Fraternity brothers, truth-or-dare players, crazy hoarders with weird eating habits: These are all people whom we’d expect to dabble in dog-food munching. So, it came as a surprise recently when we found a dog food that was tempting to try.

DooD is a delivery food that’s so much more than your typical Alpo or Eukanuba — and at $2.50 per day and up, depending on the size of your dog, it’s also a lot more expensive. But with New York foodies’ obsession with all things local, organic, and CSA, and the plethora of pampered urban pooches (do you know that doggy day care costs as much as sending your child to preschool?), it was only a matter of time before a service like this reared its fluffy head.

A combination of the words “dog” and “food,” DooD is a newish company that has already had a sold-out Gilt City sale (one of today’s modern economic indicators?) and a slew of articles written about it. But have any humans tried to eat the veterinarian-approved fare? In the name of fun food stunts, we set about tasting the beef flavor.

Delivered in a vacuum-sealed pouch, the initial opening is extremely off-putting as it lets off a huge puff of, well, dog-food smell. The mashed mix is studded with discernible veggies (carrots, green peas) plus flecks of parsley and some flax seeds. Unfortunately, it’s hard to get over the mushy texture. Yes, it’s dog food. No, it doesn’t taste like dog food per se (more like a mushy burger). But it’s not human food, either.

The dog testers on the other hand, a Havanese and Lhaso apso-poodle mix, loved it. They practically snorted this stuff, not removing their heads from their bowls until every last rice bit was licked clean. Like they hadn’t been fed for years.

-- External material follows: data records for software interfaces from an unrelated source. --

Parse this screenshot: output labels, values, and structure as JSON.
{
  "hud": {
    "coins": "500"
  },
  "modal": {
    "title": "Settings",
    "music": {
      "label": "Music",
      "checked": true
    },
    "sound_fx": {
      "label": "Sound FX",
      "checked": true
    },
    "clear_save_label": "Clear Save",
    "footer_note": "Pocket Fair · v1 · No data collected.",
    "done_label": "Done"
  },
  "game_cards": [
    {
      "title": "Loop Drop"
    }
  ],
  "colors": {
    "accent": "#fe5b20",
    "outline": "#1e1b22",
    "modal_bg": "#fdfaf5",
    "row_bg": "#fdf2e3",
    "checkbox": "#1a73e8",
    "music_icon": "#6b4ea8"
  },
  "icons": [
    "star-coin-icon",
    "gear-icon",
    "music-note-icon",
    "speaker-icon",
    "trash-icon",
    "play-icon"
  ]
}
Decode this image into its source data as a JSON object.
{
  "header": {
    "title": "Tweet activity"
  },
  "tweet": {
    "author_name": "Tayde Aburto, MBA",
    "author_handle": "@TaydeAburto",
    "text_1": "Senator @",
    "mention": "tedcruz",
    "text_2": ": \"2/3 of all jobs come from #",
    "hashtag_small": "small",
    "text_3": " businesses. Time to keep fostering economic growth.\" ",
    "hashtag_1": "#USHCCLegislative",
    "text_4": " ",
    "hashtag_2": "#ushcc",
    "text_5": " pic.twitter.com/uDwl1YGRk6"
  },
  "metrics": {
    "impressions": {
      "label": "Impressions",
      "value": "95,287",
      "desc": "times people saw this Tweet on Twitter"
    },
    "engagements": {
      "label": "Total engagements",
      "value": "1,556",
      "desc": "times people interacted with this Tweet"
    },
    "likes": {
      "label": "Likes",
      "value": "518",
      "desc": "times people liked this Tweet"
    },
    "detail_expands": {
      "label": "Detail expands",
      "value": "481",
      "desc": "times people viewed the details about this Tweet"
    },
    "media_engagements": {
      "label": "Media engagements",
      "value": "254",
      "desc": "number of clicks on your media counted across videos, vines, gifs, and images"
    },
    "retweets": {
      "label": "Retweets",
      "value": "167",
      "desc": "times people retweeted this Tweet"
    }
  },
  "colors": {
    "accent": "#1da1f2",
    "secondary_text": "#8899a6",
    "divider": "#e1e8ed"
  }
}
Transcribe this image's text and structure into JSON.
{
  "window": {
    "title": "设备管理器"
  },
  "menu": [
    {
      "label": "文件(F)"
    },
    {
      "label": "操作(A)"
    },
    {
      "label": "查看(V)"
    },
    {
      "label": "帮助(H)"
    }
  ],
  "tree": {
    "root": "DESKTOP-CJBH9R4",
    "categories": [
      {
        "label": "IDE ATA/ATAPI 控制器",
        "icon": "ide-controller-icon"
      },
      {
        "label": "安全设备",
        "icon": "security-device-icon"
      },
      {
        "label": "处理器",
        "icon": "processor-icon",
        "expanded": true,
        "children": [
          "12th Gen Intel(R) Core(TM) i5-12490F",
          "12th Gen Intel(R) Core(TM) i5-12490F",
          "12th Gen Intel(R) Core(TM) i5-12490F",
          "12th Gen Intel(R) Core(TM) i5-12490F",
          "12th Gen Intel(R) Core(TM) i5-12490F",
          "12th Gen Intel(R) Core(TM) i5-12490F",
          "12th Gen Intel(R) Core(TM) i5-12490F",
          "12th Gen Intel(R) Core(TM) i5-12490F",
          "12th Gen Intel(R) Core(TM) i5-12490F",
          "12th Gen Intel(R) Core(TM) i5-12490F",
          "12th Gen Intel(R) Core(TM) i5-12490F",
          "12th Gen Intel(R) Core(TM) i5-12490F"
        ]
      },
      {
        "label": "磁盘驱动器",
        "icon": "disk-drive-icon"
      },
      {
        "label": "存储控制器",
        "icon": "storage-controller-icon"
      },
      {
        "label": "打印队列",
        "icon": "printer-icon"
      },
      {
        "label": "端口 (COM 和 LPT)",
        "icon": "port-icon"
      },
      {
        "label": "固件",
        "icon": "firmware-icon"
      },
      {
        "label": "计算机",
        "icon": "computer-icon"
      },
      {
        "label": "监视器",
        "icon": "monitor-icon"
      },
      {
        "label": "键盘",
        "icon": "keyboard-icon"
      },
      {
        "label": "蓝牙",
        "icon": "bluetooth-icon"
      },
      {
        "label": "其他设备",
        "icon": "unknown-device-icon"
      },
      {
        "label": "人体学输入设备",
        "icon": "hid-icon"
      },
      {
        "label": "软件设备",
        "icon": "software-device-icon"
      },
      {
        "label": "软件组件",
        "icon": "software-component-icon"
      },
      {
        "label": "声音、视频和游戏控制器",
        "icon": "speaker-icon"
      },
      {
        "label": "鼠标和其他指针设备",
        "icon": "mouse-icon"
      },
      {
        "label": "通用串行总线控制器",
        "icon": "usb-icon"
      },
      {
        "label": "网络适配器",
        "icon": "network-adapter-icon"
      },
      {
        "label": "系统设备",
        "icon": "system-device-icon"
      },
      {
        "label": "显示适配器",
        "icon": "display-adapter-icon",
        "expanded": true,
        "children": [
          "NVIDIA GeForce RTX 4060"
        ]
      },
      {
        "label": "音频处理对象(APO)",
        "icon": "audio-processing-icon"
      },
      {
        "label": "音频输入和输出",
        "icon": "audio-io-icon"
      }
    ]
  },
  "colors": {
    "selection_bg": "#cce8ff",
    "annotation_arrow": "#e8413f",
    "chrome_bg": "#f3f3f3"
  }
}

So is DooD worth the investment? Well, it’s cheaper than a day’s worth of groceries from your local Whole Foods, but it won’t satisfy in the way a hunk of meat loaf does. This one should probably be left to the dogs.